▶ **Data**
Content starts

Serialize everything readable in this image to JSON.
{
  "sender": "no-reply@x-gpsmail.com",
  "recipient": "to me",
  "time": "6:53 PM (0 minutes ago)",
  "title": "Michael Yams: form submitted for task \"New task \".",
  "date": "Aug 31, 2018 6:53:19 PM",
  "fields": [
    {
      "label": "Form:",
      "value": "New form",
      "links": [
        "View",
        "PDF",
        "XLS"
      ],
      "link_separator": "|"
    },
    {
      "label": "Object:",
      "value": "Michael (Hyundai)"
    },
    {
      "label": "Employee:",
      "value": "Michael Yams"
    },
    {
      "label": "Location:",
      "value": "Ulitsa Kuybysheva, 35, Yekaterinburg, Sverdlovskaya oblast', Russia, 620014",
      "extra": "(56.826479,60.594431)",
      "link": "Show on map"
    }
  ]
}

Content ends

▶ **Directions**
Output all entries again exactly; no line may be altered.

▶ **Exercise result**
Serialize everything readable in this image to JSON.
{
  "sender": "no-reply@x-gpsmail.com",
  "recipient": "to me",
  "time": "6:53 PM (0 minutes ago)",
  "title": "Michael Yams: form submitted for task \"New task \".",
  "date": "Aug 31, 2018 6:53:19 PM",
  "fields": [
    {
      "label": "Form:",
      "value": "New form",
      "links": [
        "View",
        "PDF",
        "XLS"
      ],
      "link_separator": "|"
    },
    {
      "label": "Object:",
      "value": "Michael (Hyundai)"
    },
    {
      "label": "Employee:",
      "value": "Michael Yams"
    },
    {
      "label": "Location:",
      "value": "Ulitsa Kuybysheva, 35, Yekaterinburg, Sverdlovskaya oblast', Russia, 620014",
      "extra": "(56.826479,60.594431)",
      "link": "Show on map"
    }
  ]
}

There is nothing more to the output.